Dont know what number this is for April poetry month. I never wanted to do much math. I just know, you will get a poem everyday if I can help it.
We have a poetry reading next Thursday here, on the 15th, at the Shelter. I don’t think I was aware of the April poetry month thing when I picked that date, but I like how its smack in the middle of the month. If anyone out there is reading this, highly unlikely, and you are in Dubai, come to the Poeticians reading, 7 pm at the Shelter.
Ok, enough propaganda.
Here are two gorgeous poems by Stephen Dunn. Ahhh. Brilliant. The second one moves me a lot.
At The Smithville Methodist Church
It was supposed to be Arts & Crafts for a week,
but when she came home
with the “Jesus Saves” button, we knew what art
was up, what ancient craft.
She liked her little friends. She liked the songs
they sang when they weren’t
twisting and folding paper into dolls.
What could be so bad?
Jesus had been a good man, and putting faith
in good men was what
we had to do to stay this side of cynicism,
that other sadness.
OK, we said, One week. But when she came home
singing “Jesus loves me,
the Bible tells me so,” it was time to talk.
Could we say Jesus
doesn’t love you? Could I tell her the Bible
is a great book certain people use
to make you feel bad? We sent her back
without a word.
It had been so long since we believed, so long
since we needed Jesus
as our nemesis and friend, that we thought he was
that our children would think of him like Lincoln
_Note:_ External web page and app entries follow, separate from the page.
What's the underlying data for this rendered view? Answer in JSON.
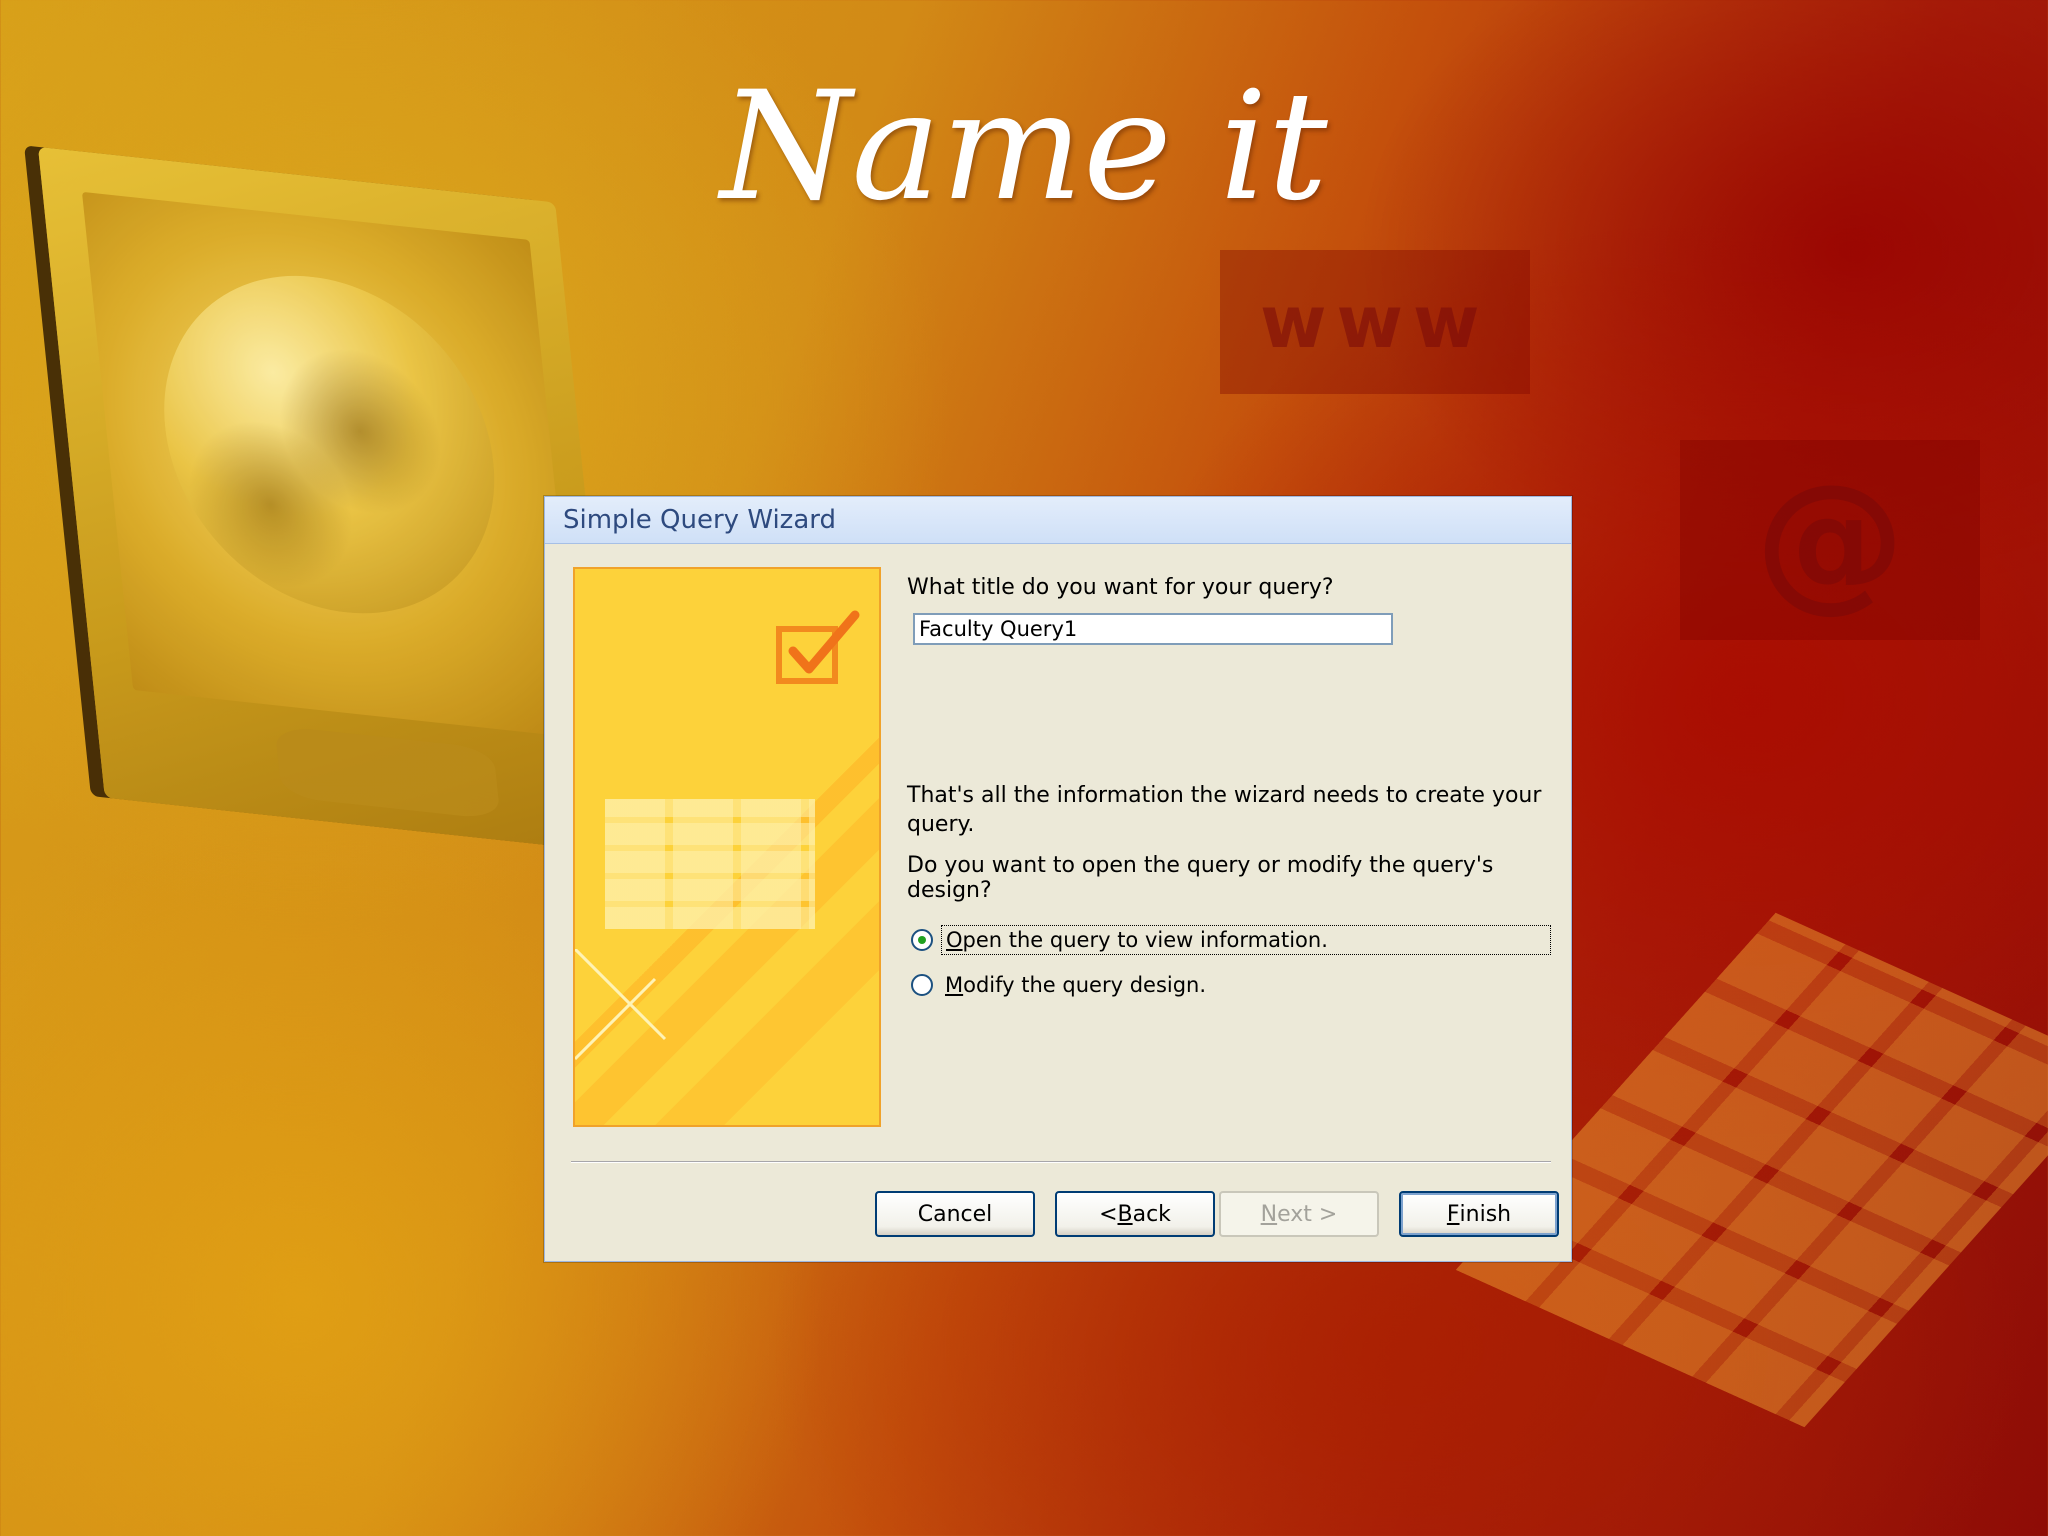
{
  "slide": {
    "title": "Name it",
    "bg_text_www": "www",
    "bg_text_at": "@"
  },
  "dialog": {
    "title": "Simple Query Wizard",
    "question": "What title do you want for your query?",
    "query_title_value": "Faculty Query1",
    "info_text": "That's all the information the wizard needs to create your query.",
    "design_question": "Do you want to open the query or modify the query's design?",
    "options": [
      {
        "accel": "O",
        "rest": "pen the query to view information.",
        "selected": true
      },
      {
        "accel": "M",
        "rest": "odify the query design.",
        "selected": false
      }
    ],
    "buttons": {
      "cancel": "Cancel",
      "back_prefix": "< ",
      "back_accel": "B",
      "back_rest": "ack",
      "next_accel": "N",
      "next_rest": "ext >",
      "finish_accel": "F",
      "finish_rest": "inish"
    }
  },
  "colors": {
    "accent_orange": "#f0a22a",
    "wizard_yellow": "#fdd23a",
    "button_border": "#003c74",
    "radio_selected": "#21a121"
  }
}
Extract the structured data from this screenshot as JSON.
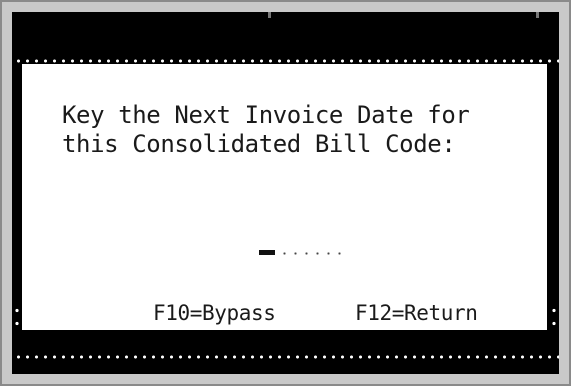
{
  "dialog": {
    "prompt_line1": "Key the Next Invoice Date for",
    "prompt_line2": "this Consolidated Bill Code:"
  },
  "date_input": {
    "value": ""
  },
  "function_keys": {
    "bypass_label": "F10=Bypass",
    "return_label": "F12=Return"
  },
  "colors": {
    "screen_background": "#000000",
    "panel_background": "#ffffff",
    "text": "#1a1a1a",
    "frame": "#c9c9c9"
  }
}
or Thomas Jefferson.
Soon it became clear to us: you can’t teach disbelief
to a child,
only wonderful stories, and we hadn’t a story
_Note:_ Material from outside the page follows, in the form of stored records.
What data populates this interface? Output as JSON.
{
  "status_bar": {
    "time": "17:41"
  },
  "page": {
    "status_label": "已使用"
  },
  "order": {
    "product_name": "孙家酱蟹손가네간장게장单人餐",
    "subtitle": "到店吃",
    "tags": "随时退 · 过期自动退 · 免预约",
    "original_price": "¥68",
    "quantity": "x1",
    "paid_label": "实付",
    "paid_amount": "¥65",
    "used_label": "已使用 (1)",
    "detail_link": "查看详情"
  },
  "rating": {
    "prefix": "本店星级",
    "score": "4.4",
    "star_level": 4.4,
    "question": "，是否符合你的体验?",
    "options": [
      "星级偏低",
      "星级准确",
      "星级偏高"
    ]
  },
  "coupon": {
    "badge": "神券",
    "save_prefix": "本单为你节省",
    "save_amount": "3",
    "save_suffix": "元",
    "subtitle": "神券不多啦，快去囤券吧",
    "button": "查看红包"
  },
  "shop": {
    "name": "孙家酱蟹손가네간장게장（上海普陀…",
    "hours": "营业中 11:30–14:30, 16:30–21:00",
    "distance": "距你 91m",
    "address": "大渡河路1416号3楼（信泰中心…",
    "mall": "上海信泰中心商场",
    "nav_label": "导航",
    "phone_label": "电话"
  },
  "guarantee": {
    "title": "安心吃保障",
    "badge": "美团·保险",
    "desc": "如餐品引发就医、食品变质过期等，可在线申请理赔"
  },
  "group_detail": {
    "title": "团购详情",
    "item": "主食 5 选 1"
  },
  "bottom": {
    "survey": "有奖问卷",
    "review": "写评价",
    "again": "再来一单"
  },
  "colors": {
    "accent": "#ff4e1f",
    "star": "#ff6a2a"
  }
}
nearly as good.
On parents’ night there were the Arts & Crafts
all spread out
like appetizers. Then we took our seats
in the church
and the children sang a song about the Ark,
and one in which they had to jump up and down
I can’t remember ever feeling so uncertain
about what’s comic, what’s serious.
Evolution is magical but devoid of heroes.
You can’t say to your child
“Evolution loves you.” The story stinks
of extinction and nothing
exciting happens for centuries. I didn’t have
a wonderful story for my child
and she was beaming. All the way home in the car
she sang the songs,
occasionally standing up for Jesus.
There was nothing to do
but drive, ride it out, sing along
The Sudden Light And The Trees
My neighbor was a biker, a pusher, a dog
and wife beater.
In bad dreams I killed him
and once, in the consequential light of day,
I called the Humane Society
about Blue, his dog. They took her away
and I readied myself, a baseball bat
inside my door.
That night I hear his wife scream
and I couldn’t help it, that pathetic
relief; her again, not me.
It would be years before I’d understand
why victims cling and forgive. I plugged in
the Sleep-Sound and it crashed
like the ocean all the way to sleep.
One afternoon I found him
on the stoop,
a pistol in his hand, waiting,
he said, for me. A sparrow had gotten in
to our common basement.
Could he have permission
to shoot it? The bullets, he explained,
might go through the floor.
I said I’d catch it, wait, give me
a few minutes and, clear-eyed, brilliantly
afraid, I trapped it
with a pillow. I remember how it felt
when I got my hand, and how it burst
that hand open
when I took it outside, a strength
that must have come out of hopelessness
and the sudden light
and the trees. And I remember
the way he slapped the gun against
his open palm,
kept slapping it, and wouldn’t speak.